* [Assigned task]: In the entries below, find the lines with the word "근로장려금" and copy them.

Element data from apps and pages
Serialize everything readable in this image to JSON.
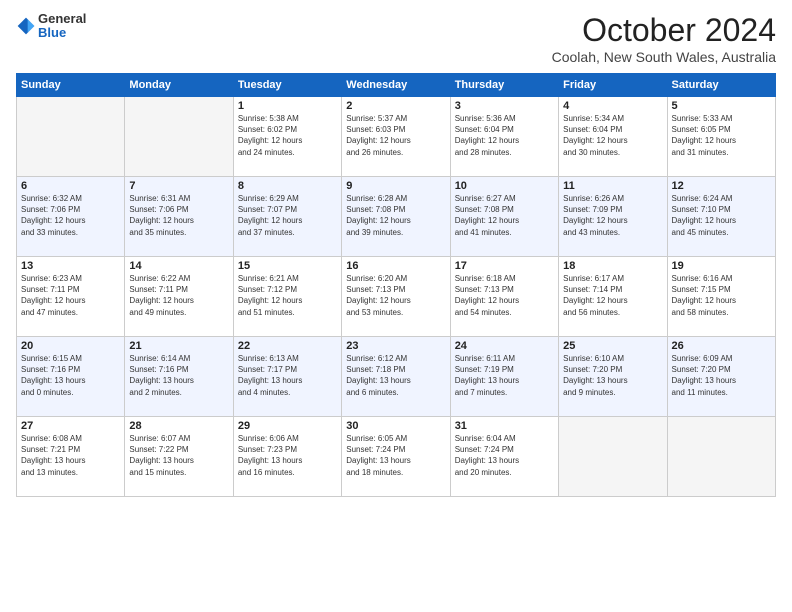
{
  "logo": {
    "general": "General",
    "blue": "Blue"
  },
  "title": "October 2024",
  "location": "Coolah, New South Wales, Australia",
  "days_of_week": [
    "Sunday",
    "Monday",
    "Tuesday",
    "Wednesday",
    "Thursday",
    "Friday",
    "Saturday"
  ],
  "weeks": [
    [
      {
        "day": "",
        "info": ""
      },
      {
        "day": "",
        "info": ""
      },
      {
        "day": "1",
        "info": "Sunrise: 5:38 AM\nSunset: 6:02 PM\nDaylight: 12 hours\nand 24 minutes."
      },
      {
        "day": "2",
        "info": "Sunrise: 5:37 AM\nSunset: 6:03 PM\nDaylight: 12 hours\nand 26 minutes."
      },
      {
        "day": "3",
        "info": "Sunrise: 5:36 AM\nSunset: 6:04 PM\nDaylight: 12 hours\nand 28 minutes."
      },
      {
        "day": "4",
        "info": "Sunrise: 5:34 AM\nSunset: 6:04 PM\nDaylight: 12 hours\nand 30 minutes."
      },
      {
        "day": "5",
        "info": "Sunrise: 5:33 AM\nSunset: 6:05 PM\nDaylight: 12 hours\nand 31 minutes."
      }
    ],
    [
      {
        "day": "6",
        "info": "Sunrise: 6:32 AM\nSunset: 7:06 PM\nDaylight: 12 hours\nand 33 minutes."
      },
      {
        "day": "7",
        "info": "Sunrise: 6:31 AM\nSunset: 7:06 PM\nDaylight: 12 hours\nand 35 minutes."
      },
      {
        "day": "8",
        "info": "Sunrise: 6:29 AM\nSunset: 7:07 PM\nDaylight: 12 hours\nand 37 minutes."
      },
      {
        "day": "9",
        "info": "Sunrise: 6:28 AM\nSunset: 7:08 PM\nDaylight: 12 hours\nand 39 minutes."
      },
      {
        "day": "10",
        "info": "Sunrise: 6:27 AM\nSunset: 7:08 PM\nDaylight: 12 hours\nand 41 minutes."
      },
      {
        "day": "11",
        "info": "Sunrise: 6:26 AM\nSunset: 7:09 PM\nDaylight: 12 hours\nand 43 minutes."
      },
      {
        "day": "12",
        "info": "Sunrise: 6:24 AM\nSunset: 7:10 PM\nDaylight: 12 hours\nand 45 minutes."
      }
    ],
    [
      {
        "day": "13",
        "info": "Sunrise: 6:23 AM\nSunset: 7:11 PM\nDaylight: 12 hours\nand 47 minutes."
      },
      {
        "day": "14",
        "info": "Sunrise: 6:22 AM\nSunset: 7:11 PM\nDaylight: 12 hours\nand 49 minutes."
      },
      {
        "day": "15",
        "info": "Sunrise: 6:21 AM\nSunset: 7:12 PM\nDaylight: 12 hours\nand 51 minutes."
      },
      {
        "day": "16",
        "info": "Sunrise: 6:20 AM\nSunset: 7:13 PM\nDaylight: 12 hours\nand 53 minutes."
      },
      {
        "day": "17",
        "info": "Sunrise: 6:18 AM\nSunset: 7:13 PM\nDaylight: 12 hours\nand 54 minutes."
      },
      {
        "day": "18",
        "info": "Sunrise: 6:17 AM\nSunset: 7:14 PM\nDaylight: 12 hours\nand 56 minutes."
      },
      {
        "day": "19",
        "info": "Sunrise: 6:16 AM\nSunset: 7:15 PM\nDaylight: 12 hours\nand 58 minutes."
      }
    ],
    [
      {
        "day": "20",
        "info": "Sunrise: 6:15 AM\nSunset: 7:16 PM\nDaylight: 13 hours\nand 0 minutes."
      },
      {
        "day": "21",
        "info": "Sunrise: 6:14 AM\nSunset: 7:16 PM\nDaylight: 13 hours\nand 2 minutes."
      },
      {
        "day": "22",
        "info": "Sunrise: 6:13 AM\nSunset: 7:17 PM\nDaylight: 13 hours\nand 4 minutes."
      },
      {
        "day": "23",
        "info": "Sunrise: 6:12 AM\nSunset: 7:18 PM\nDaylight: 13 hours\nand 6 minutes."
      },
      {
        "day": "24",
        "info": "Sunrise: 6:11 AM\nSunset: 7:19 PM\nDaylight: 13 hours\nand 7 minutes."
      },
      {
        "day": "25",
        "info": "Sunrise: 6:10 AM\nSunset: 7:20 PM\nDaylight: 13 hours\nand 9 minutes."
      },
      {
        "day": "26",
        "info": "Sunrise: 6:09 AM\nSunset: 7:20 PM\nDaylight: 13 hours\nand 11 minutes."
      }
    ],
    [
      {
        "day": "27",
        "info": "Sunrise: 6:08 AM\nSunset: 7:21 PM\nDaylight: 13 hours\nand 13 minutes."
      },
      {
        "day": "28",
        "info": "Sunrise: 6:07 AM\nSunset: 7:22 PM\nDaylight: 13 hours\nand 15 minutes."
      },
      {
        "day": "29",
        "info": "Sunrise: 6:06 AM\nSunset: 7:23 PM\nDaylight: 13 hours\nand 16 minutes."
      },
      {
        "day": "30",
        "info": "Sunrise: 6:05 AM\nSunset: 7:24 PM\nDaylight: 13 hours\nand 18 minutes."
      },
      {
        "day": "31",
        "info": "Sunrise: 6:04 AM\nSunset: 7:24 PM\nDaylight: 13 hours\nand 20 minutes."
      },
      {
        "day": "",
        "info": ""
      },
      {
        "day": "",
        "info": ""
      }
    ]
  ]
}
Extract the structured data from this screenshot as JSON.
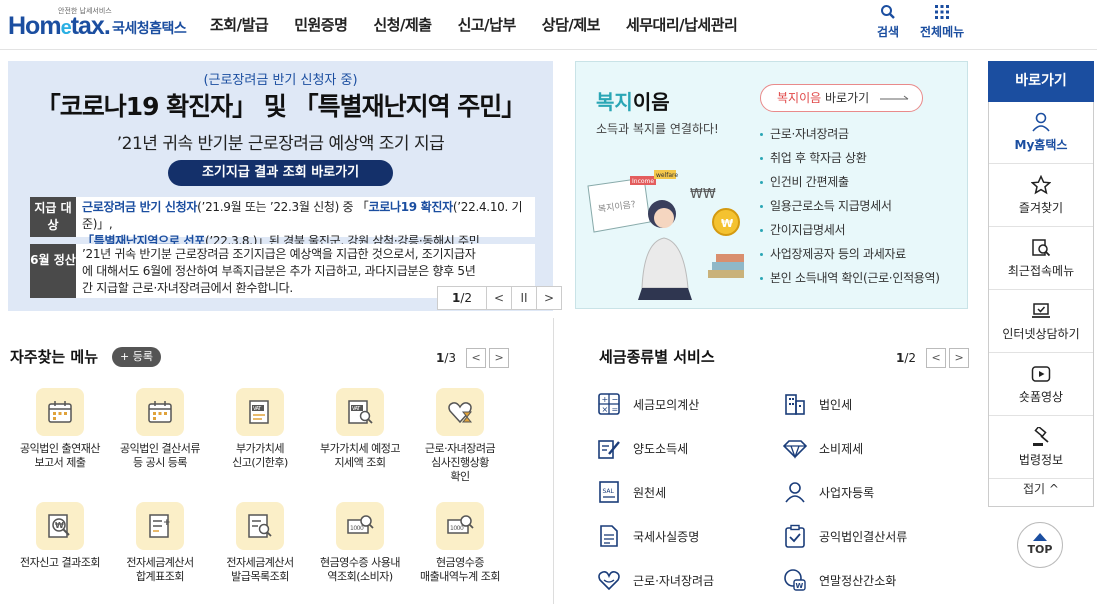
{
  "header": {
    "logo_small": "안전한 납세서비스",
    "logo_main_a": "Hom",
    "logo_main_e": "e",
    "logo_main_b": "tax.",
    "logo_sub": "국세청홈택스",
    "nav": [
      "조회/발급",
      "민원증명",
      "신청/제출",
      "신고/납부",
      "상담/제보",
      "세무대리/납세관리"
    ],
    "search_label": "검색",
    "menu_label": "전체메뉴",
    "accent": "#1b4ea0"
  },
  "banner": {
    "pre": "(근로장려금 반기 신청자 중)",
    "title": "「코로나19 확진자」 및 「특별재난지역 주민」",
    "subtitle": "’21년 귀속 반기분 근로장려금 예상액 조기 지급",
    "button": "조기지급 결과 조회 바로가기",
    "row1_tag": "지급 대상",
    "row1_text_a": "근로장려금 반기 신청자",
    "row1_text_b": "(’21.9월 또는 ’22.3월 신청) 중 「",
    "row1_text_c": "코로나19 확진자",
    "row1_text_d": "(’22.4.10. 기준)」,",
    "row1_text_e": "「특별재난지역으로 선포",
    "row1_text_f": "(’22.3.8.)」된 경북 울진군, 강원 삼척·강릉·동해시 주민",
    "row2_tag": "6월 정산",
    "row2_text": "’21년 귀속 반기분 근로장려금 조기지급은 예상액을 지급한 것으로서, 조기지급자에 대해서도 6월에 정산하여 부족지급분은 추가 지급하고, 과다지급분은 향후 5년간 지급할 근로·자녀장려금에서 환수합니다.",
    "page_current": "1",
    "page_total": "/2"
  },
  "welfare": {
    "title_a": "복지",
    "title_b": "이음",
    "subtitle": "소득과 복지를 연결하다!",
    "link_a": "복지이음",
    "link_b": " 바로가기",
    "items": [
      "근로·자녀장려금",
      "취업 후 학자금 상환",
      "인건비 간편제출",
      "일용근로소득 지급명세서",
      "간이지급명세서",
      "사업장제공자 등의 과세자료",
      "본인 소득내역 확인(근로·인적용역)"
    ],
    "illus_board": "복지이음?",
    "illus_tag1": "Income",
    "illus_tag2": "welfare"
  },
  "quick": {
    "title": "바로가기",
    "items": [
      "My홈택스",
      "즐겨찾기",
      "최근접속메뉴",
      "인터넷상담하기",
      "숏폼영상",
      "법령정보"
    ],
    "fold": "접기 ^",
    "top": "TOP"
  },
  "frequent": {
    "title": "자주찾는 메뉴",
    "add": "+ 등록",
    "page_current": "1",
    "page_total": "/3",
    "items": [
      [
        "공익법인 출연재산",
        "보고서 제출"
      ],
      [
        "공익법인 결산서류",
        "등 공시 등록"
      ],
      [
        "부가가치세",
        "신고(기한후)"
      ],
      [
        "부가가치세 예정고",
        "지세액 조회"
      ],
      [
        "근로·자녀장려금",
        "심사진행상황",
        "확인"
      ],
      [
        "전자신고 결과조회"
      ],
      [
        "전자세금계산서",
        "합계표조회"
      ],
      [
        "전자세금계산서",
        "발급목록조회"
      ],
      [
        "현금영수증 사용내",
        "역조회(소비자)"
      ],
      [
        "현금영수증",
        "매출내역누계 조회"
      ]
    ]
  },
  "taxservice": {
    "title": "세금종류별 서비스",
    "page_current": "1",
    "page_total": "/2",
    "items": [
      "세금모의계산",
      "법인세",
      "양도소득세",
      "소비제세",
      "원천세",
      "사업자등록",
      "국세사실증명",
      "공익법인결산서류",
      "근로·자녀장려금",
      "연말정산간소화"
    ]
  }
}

* [Written response]:
    "pre": "(근로장려금 반기 신청자 중)",
    "subtitle": "’21년 귀속 반기분 근로장려금 예상액 조기 지급",
    "row1_text_a": "근로장려금 반기 신청자",
    "row2_text": "’21년 귀속 반기분 근로장려금 조기지급은 예상액을 지급한 것으로서, 조기지급자에 대해서도 6월에 정산하여 부족지급분은 추가 지급하고, 과다지급분은 향후 5년간 지급할 근로·자녀장려금에서 환수합니다.",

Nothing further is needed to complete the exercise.